That can be the only reason I can think of as any commercial director would advocate smoothing out cash flow with a monthly option that gives Roon a higher overall return. The trade off is the number of people who don’t sub at all because of the high upfront fee.
Perhaps a return to 30-day trial is needed (if it’s not already being offered). It syncs nicely with Tidal’s trial period too.
Hmm, the 15 day trial is a bit short especially when someone new is trying to figure out how to setup Roon in the first place. And certainly the extra time will give the Roon experience time to sink in.
Could you expound on this a little? It’s entirely possible that you have a more sophisticated understanding of cash flow than I do, but if a customer says to me, “We received your invoice for $100,000. Would you like that all at once or in monthly installments with a little extra tacked on?,” I’m going to say we’d prefer the total amount all at once and much sooner … because I’ve already paid the direct costs associated with that invoice, and I have new bills to pay coming in every day (not to mention overhead).
Sorry, I didn’t mean to be facetious, but if you think of a graph your cash flow with time/cash axes and compare a ragged sawtooth flow to a smooth line, everyone will go for the smooth line for reasons like forecasting, dealing with cash out, etc. Add to this if your net revenue in is higher with monthly (which you would do to cover the cost of credit+) then it’s favoured.
Okay, that’s more enlightening.
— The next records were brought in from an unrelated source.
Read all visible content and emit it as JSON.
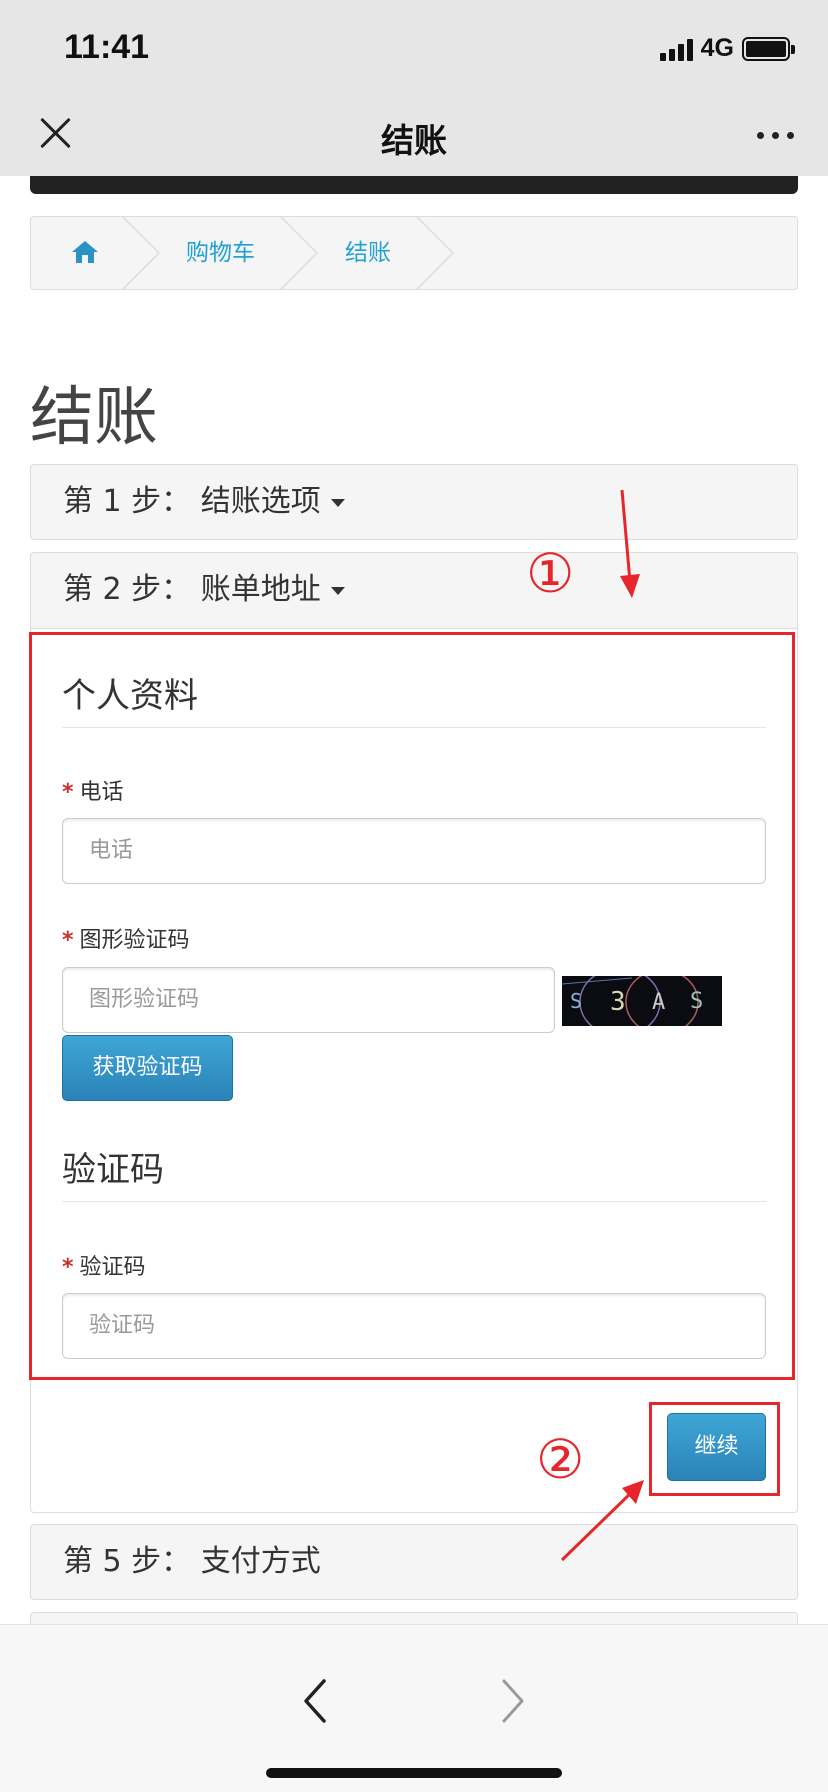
{
  "status_bar": {
    "time": "11:41",
    "network": "4G"
  },
  "nav": {
    "title": "结账"
  },
  "breadcrumb": {
    "items": [
      "购物车",
      "结账"
    ]
  },
  "page_title": "结账",
  "steps": {
    "step1": "第 1 步：  结账选项",
    "step2": "第 2 步：  账单地址",
    "step5": "第 5 步：  支付方式"
  },
  "form": {
    "section_personal": "个人资料",
    "phone_label": "电话",
    "phone_placeholder": "电话",
    "captcha_label": "图形验证码",
    "captcha_placeholder": "图形验证码",
    "captcha_chars": [
      "S",
      "3",
      "A",
      "S"
    ],
    "get_code_button": "获取验证码",
    "section_code": "验证码",
    "code_label": "验证码",
    "code_placeholder": "验证码",
    "required_mark": "*"
  },
  "continue_button": "继续",
  "annotations": {
    "marker1": "①",
    "marker2": "②"
  },
  "colors": {
    "accent": "#23a1d1",
    "button": "#2b83b8",
    "highlight": "#e6262b"
  }
}
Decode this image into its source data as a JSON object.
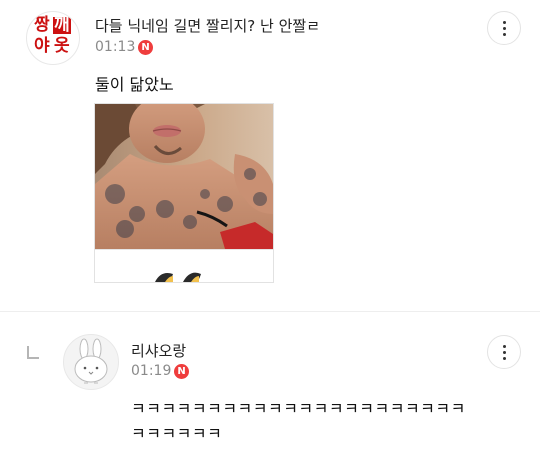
{
  "colors": {
    "badge_red": "#ef3d3d",
    "time_gray": "#8a8a8a",
    "divider": "#eeeeee"
  },
  "comment1": {
    "avatar_text": [
      "짱",
      "깨",
      "야",
      "옷"
    ],
    "author": "다들 닉네임 길면 짤리지? 난 안짤ㄹ",
    "time": "01:13",
    "badge": "N",
    "text": "둘이 닮았노",
    "more_icon": "more-vertical-icon"
  },
  "comment2": {
    "reply_icon": "reply-arrow-icon",
    "avatar_icon": "bunny-icon",
    "author": "리샤오랑",
    "time": "01:19",
    "badge": "N",
    "text_line1": "ㅋㅋㅋㅋㅋㅋㅋㅋㅋㅋㅋㅋㅋㅋㅋㅋㅋㅋㅋㅋㅋㅋ",
    "text_line2": "ㅋㅋㅋㅋㅋㅋ",
    "more_icon": "more-vertical-icon"
  }
}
Most of that probably applies to businesses that are orders of magnitude larger than mine, and also (I think) to businesses where’s there’s a less straightforward relationship between direct costs and amount charged to the customer.